Peter also mentions here in verse four about those who scoff at the second coming, continue in their sin, saying nothing has changed since creation. That is simply not true. Jesus, God’s only Son was born of a virgin, lived a sinless, life, died for you and me, and rose on the third day. Part of the problem is many didn’t acknowledge the first Advent (the birth of Jesus) and still believe that God has been silent all these years. God did not send a word but the Word become flesh.

God’s timing is not our timing. God’s timing is perfect, he is never slow but patient with us. Thank you, Lord, for being patient with us. You do not wish for anyone to perish. We may be tempted to see your delay as inactivity instead of grace. In your patience, others will have the opportunity to acknowledge and turn from their sin, being saved. Thank you, Lord, that you showed patience to us and may we have the grace to be patient as you seek to save those that are lost. For I too, “once was lost, but now am found, was blind, but now I see.” Thank you, Lord for your patient grace with us.

Tuesday, December 1, 2015

Tuesday, December 1, 2015

Background: 2 Peter 1:12-21

Focal: 2 Peter 1:16, 20-21

Peter acknowledges that even in the years following Jesus’ death that there were accusations that it was made up, a myth. He speaks plainly to this when he says “we did not follow cleverly devised myths when we made known to you the power and coming of our Lord Jesus Christ.” It was not a myth or made up, rather these events where part of their experiences. “We were eyewitnesses of this majesty.” They saw it firsthand and with their own eyes. This removes all doubt for them. For eyewitness testimony to be true at least two had to agree. The disciples were in agreement to the point it cost most of them their lives.

Prophecy comes not from man or their interpretation but from God. There has been no prophecy spoken just by the will of man. Men did speak from God as they were carried along by the Holy Spirit. If it came only from a man’s mouth and not God’s heart, then a man could not make it true. If the word is from God it is true always.
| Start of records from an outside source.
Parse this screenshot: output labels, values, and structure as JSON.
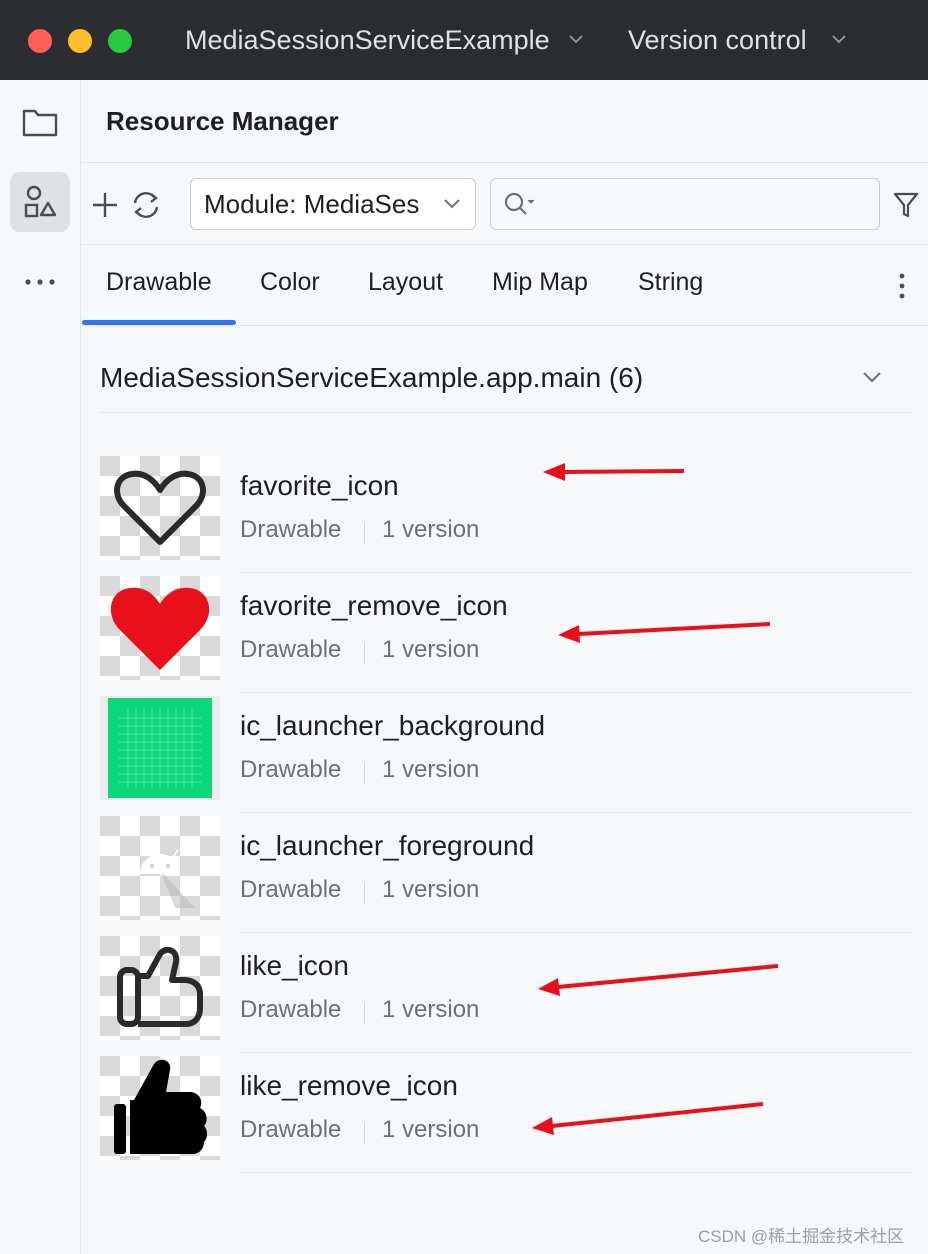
{
  "titlebar": {
    "project_name": "MediaSessionServiceExample",
    "vcs_label": "Version control"
  },
  "toolwindow": {
    "title": "Resource Manager"
  },
  "toolbar": {
    "module_select_value": "Module: MediaSes",
    "search_value": ""
  },
  "tabs": [
    {
      "label": "Drawable",
      "selected": true
    },
    {
      "label": "Color"
    },
    {
      "label": "Layout"
    },
    {
      "label": "Mip Map"
    },
    {
      "label": "String"
    }
  ],
  "group": {
    "label": "MediaSessionServiceExample.app.main (6)"
  },
  "resources": [
    {
      "name": "favorite_icon",
      "type": "Drawable",
      "versions": "1 version",
      "icon": "heart-outline-icon",
      "annotated": true
    },
    {
      "name": "favorite_remove_icon",
      "type": "Drawable",
      "versions": "1 version",
      "icon": "heart-filled-red-icon",
      "annotated": true
    },
    {
      "name": "ic_launcher_background",
      "type": "Drawable",
      "versions": "1 version",
      "icon": "green-grid-icon",
      "annotated": false
    },
    {
      "name": "ic_launcher_foreground",
      "type": "Drawable",
      "versions": "1 version",
      "icon": "android-robot-icon",
      "annotated": false
    },
    {
      "name": "like_icon",
      "type": "Drawable",
      "versions": "1 version",
      "icon": "thumbs-up-outline-icon",
      "annotated": true
    },
    {
      "name": "like_remove_icon",
      "type": "Drawable",
      "versions": "1 version",
      "icon": "thumbs-up-filled-icon",
      "annotated": true
    }
  ],
  "colors": {
    "titlebar_bg": "#2b2d30",
    "accent": "#3574f0",
    "annotation_arrow": "#e8101a",
    "heart_red": "#e8101a",
    "launcher_green": "#0bd67a"
  },
  "watermark": "CSDN @稀土掘金技术社区"
}
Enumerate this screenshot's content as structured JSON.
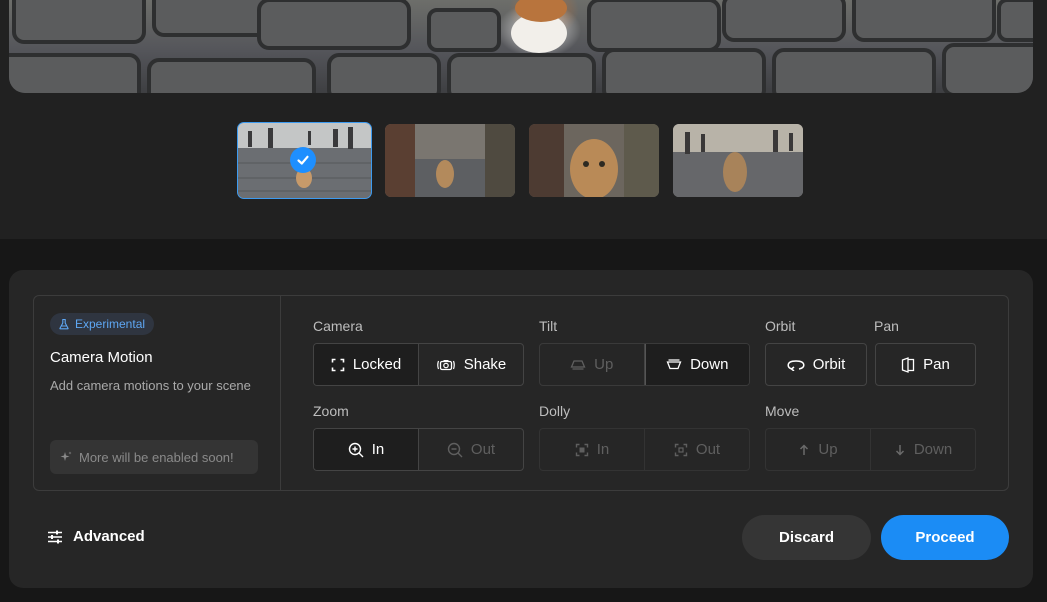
{
  "preview": {
    "image": "cat-on-cobblestone-street"
  },
  "thumbnails": [
    {
      "name": "thumbnail-1",
      "image": "cat-walking-street-wide",
      "selected": true
    },
    {
      "name": "thumbnail-2",
      "image": "cat-sitting-street-side"
    },
    {
      "name": "thumbnail-3",
      "image": "cat-closeup-street-cafe"
    },
    {
      "name": "thumbnail-4",
      "image": "cat-walking-street-center"
    }
  ],
  "panel": {
    "badge": "Experimental",
    "title": "Camera Motion",
    "subtitle": "Add camera motions to your scene",
    "soon": "More will be enabled soon!"
  },
  "groups": {
    "camera": {
      "label": "Camera",
      "locked": "Locked",
      "shake": "Shake"
    },
    "tilt": {
      "label": "Tilt",
      "up": "Up",
      "down": "Down"
    },
    "orbit": {
      "label": "Orbit",
      "button": "Orbit"
    },
    "pan": {
      "label": "Pan",
      "button": "Pan"
    },
    "zoom": {
      "label": "Zoom",
      "in": "In",
      "out": "Out"
    },
    "dolly": {
      "label": "Dolly",
      "in": "In",
      "out": "Out"
    },
    "move": {
      "label": "Move",
      "up": "Up",
      "down": "Down"
    }
  },
  "footer": {
    "advanced": "Advanced",
    "discard": "Discard",
    "proceed": "Proceed"
  },
  "colors": {
    "accent": "#1b8cf5",
    "badge_text": "#5ea7f3",
    "panel": "#262626"
  }
}
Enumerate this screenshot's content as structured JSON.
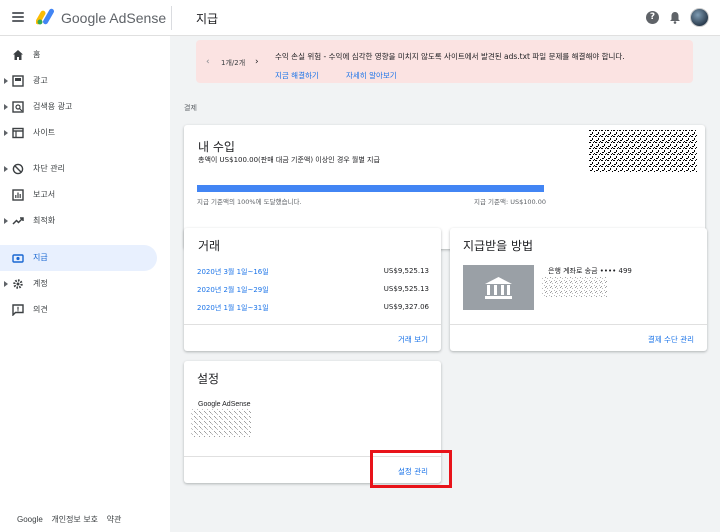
{
  "header": {
    "brand_google": "Google",
    "brand_product": "AdSense",
    "page_title": "지급",
    "help": "?"
  },
  "sidebar": {
    "items": [
      {
        "label": "홈"
      },
      {
        "label": "광고"
      },
      {
        "label": "검색용 광고"
      },
      {
        "label": "사이트"
      },
      {
        "label": "차단 관리"
      },
      {
        "label": "보고서"
      },
      {
        "label": "최적화"
      },
      {
        "label": "지급"
      },
      {
        "label": "계정"
      },
      {
        "label": "의견"
      }
    ],
    "footer": {
      "google": "Google",
      "privacy": "개인정보 보호",
      "terms": "약관"
    }
  },
  "alert": {
    "prev": "‹",
    "counter": "1개/2개",
    "next": "›",
    "message": "수익 손실 위험 - 수익에 심각한 영향을 미치지 않도록 사이트에서 발견된 ads.txt 파일 문제를 해결해야 합니다.",
    "fix_link": "지금 해결하기",
    "learn_link": "자세히 알아보기"
  },
  "section_label": "결제",
  "earnings": {
    "title": "내 수입",
    "subtitle": "총액이 US$100.00(판매 대금 기준액) 이상인 경우 월별 지급",
    "progress": 100,
    "progress_note": "지급 기준액의 100%에 도달했습니다.",
    "threshold": "지급 기준액: US$100.00"
  },
  "transactions": {
    "title": "거래",
    "rows": [
      {
        "date": "2020년 3월 1일~16일",
        "amount": "US$9,525.13"
      },
      {
        "date": "2020년 2월 1일~29일",
        "amount": "US$9,525.13"
      },
      {
        "date": "2020년 1월 1일~31일",
        "amount": "US$9,327.06"
      }
    ],
    "view_link": "거래 보기"
  },
  "payment_method": {
    "title": "지급받을 방법",
    "bank_label": "은행 계좌로 송금 •••• 499",
    "manage_link": "결제 수단 관리"
  },
  "settings": {
    "title": "설정",
    "account_name": "Google AdSense",
    "manage_link": "설정 관리"
  },
  "colors": {
    "accent": "#1a73e8",
    "alert_bg": "#fbe3e2",
    "progress": "#4285f4",
    "highlight": "#e8131a"
  }
}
What is the point you may ask? The prophecies of scripture point to the Messiah, Jesus. Throughout the Old Testament the word of God spoke to the promise of the Messiah. We learn of his miraculous birth, his confirmation at his baptism, the earthquake at his death, the empty tomb on the third day, his appearances to many people, and his promise to return. God spoke and is faithful. We celebrate this Advent even at we look expectantly to the second. God’s word is truth!